All of this is to say that as more ETFs reach this stage of maturity, we will be looking more closely at them as alternatives to traditional mutual fund selections.
An area where we have made the switch to ETFs most extensively is in fixed income. This is driven by a number of factors, but primarily by our desire to remain nimble in an interest rate environment that has a higher than normal degree of uncertainty, given the extraordinary government actions of the last few years. And the simple fact that rates have only one way to go – up!
Lately, fixed income ETFs have become the default choice, as we have not been able to find a sufficient supply of individual issues that meet our price, credit and yield criteria. Specifically, we have been buyers of the MUB (iShares S&P National AMT-Free Municipal) and the PZA (Powershares Insured National Municipal Bond) ETF. These 2 products allow us to create the desired weighting towards interest rate and credit risk in a client portfolio.

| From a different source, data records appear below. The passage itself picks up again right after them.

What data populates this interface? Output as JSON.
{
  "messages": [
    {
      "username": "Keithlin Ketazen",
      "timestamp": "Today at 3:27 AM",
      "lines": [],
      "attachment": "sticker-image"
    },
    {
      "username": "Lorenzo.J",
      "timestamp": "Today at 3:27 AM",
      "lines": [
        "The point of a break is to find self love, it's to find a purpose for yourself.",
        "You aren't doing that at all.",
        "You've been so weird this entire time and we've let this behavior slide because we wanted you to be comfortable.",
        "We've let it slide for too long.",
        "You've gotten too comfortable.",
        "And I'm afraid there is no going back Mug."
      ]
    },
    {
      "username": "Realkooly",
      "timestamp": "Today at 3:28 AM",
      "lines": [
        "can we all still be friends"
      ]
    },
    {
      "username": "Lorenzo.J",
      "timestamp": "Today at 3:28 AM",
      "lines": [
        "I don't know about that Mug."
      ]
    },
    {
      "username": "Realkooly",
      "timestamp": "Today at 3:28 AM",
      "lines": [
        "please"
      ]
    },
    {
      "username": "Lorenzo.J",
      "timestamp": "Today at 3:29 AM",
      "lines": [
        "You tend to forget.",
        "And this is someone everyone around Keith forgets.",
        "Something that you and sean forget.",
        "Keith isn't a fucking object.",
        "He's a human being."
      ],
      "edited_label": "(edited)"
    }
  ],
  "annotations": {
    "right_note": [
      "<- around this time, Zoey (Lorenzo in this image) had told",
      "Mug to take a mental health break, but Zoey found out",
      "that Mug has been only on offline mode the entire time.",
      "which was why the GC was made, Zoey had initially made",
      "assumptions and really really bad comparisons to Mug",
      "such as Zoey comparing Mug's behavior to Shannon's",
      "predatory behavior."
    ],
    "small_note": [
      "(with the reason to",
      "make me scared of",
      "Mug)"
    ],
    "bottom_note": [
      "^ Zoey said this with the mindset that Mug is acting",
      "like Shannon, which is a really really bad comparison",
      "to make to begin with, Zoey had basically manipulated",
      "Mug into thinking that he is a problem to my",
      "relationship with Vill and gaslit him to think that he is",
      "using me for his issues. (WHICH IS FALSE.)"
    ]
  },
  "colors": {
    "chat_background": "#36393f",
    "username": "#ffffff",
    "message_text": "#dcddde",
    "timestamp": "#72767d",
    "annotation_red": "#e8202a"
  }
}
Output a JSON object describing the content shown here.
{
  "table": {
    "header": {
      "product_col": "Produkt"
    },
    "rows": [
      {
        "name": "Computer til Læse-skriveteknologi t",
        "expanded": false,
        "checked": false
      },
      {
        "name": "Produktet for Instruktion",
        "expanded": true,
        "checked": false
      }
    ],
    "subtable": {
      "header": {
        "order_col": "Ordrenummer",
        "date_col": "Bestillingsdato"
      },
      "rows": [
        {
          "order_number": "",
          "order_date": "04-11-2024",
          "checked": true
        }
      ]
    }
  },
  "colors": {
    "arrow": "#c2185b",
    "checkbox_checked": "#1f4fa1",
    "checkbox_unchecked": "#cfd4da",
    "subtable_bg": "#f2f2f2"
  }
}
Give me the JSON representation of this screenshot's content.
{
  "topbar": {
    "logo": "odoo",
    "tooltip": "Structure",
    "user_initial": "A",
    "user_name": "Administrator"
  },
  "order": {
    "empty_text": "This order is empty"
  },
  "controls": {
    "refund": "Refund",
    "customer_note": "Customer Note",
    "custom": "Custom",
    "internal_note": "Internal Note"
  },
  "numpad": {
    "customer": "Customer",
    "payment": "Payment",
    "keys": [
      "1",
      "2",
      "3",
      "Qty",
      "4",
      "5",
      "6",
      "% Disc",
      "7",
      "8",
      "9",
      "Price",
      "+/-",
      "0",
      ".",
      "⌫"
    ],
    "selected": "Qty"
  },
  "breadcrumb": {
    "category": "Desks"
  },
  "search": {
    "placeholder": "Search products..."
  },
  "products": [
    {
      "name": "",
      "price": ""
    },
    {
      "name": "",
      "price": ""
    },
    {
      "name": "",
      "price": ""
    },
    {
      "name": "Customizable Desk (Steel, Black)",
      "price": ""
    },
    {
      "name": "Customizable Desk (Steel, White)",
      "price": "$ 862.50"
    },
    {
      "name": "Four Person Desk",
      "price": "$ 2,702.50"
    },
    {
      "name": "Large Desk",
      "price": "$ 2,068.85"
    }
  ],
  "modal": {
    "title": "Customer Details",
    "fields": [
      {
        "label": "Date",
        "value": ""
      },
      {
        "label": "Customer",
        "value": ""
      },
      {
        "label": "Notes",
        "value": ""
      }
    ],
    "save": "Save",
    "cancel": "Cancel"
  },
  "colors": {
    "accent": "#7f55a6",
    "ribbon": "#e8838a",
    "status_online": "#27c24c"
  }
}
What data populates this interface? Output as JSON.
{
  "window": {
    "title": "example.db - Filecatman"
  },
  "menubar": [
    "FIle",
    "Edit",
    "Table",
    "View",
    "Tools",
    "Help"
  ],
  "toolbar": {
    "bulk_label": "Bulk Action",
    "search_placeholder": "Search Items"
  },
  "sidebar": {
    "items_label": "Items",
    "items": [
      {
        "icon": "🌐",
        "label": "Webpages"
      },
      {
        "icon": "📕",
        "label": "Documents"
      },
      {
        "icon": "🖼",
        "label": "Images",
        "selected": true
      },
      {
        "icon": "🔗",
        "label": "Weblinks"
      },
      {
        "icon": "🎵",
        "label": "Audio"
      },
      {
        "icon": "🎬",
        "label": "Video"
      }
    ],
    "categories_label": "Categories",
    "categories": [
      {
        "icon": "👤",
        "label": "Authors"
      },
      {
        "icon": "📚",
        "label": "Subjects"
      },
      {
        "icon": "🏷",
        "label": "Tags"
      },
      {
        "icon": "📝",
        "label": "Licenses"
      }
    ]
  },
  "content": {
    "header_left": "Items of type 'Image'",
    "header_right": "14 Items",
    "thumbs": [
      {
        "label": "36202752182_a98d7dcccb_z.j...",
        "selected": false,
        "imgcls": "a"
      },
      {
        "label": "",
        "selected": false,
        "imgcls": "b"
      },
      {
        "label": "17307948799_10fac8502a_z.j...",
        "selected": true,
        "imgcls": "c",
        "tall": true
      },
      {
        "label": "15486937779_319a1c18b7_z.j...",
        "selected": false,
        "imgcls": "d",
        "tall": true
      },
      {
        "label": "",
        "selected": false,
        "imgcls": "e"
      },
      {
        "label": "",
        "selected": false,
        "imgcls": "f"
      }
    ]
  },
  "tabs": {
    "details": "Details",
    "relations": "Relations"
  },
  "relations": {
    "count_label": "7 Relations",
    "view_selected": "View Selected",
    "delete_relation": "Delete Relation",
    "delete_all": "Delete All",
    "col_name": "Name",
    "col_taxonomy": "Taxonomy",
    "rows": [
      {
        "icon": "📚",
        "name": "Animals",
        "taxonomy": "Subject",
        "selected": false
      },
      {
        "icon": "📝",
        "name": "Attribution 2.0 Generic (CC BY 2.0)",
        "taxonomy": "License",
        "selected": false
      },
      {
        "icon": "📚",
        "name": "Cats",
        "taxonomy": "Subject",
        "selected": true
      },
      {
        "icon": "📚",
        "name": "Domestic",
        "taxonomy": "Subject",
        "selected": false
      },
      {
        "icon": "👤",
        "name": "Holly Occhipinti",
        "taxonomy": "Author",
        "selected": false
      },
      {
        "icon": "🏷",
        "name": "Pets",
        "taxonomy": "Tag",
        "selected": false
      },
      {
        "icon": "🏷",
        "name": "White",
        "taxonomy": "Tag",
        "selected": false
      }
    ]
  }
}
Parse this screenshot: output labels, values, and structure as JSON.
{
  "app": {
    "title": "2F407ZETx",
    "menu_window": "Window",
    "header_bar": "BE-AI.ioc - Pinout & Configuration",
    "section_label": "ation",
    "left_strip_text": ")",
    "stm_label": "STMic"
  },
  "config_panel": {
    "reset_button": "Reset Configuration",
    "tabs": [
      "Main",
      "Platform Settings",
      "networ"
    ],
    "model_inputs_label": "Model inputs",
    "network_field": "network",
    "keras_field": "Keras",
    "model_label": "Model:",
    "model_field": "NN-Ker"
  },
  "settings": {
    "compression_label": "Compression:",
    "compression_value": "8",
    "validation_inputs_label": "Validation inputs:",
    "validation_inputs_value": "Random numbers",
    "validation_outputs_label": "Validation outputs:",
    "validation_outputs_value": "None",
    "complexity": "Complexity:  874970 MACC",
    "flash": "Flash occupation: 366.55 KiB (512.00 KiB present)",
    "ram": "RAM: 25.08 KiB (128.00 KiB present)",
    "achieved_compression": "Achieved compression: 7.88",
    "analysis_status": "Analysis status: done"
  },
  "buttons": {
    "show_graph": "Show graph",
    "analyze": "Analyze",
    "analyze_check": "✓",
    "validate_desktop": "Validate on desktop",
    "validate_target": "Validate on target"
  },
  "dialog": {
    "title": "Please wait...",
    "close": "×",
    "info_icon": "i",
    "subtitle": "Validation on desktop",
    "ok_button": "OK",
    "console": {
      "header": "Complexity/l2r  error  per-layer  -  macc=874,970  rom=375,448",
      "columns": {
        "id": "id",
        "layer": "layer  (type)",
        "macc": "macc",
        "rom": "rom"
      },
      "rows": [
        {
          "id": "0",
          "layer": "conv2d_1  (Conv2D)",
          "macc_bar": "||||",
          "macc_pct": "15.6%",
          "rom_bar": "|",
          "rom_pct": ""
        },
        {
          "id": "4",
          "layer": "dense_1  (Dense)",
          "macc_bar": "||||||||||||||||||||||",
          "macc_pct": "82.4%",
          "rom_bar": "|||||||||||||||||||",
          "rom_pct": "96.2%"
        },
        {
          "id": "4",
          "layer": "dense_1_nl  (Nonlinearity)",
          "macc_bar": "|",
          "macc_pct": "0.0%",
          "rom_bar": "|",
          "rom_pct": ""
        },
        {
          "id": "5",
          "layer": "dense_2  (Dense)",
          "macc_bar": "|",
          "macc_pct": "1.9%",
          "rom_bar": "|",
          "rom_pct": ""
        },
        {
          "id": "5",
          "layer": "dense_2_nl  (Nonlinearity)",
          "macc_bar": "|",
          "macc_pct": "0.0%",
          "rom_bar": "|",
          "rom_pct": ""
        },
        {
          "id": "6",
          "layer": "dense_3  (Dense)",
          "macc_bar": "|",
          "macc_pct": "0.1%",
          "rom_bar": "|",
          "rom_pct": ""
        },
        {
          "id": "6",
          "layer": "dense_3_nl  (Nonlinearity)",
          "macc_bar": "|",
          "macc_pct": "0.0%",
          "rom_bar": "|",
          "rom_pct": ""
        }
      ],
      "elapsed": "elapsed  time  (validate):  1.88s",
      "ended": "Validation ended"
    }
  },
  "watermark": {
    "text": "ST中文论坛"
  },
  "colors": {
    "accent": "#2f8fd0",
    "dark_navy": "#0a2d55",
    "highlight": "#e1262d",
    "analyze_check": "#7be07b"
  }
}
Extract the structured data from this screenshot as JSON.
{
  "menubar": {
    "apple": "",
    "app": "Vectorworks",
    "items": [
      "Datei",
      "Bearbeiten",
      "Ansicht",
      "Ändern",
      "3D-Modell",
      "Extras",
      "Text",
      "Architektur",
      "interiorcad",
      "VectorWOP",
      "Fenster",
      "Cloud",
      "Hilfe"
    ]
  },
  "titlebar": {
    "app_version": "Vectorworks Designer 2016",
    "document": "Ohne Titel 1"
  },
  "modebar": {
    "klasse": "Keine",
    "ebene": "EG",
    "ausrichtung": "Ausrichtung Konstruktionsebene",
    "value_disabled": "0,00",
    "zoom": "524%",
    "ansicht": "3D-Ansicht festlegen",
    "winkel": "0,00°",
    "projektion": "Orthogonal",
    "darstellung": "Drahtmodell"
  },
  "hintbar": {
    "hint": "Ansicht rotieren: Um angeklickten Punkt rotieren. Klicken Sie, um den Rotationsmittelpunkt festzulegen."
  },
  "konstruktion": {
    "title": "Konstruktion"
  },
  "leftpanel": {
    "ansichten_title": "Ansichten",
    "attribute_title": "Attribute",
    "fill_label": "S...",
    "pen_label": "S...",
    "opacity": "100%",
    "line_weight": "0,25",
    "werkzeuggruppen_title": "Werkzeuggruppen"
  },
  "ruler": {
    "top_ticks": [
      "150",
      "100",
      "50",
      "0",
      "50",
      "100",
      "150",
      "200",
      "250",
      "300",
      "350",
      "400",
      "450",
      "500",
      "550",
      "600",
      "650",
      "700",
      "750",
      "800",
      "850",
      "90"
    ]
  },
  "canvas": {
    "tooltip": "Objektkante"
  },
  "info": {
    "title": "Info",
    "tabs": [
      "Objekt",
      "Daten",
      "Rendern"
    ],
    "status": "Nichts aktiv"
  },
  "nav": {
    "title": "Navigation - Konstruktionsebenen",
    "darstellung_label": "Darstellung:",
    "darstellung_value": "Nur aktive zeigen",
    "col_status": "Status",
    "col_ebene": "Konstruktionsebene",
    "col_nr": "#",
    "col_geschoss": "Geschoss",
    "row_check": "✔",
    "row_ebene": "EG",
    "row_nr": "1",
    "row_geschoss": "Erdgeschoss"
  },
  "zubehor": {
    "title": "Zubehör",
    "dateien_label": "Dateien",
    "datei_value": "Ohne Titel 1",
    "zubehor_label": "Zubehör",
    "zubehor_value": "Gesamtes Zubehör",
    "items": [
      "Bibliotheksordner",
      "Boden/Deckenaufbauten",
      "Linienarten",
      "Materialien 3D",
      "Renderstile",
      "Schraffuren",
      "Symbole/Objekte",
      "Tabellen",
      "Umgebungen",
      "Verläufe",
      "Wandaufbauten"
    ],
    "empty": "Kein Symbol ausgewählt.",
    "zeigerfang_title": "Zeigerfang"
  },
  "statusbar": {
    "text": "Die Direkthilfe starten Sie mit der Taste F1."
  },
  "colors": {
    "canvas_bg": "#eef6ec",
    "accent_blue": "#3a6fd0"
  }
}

Additionally, the ETF approach to this space minimizes the specific issue risk that we are very mindful of, given the declining fortunes of many municipalities across the country.
Have any new instruments emerged in the past few years that you’ve adopted in your portfolio construction?
Giving equal time to our mutual fund providers, Dimensional Fund Advisors introduced a compelling bond fund selection last year in DFEQX (DFA Short-Term Extended Quality Portfolio). With DFA’s characteristically low cost approach, this fund provides broad exposure to both US and foreign, corporate and government debt instruments. It maintains a relatively short duration of less than 3 years and the managers have the flexibility to shift their weightings across the investment grade universe when they deem the risk/reward warrants such a move. The type of instruments employed also covers a wide range across the universe of government and private obligations. Lastly, the fund hedges foreign currency exposure, yet another attractive risk management feature of this fund.
We have used this instrument extensively to cover our short-term and World Bond sleeve since it was introduced about 1 year ago and we have been very pleased with the result – a 300+basis point return premium over the Merrill Lynch US Corporate and Government Index 1-5 years.
Finally, I will mention that we are watching closely the very recent introduction of the iShares ETFs that target specific end-date sleeves of municipal bonds (MUAA, MUAB, MUAC, MUAD, MUAE, MUAF). I also understand that similar products are on the horizon for corporate debt. The creation of a fixed income ETF product that has an actual maturity date and therefore allows for more precise asset-liability matching in the creation of client portfolios is very intriguing.
Following our aforementioned philosophy towards ETF introductions, we will wait for these new issues to “grow up” a bit before investing.
Thank you very much, Brint.
Disclosure: Barnstone Advisors LLC is long SDY, VIG, MUB, PZA in client accounts
If you are a fund manager and interested in doing an interview with us on your highest conviction stock holding, please email Rebecca Barnett.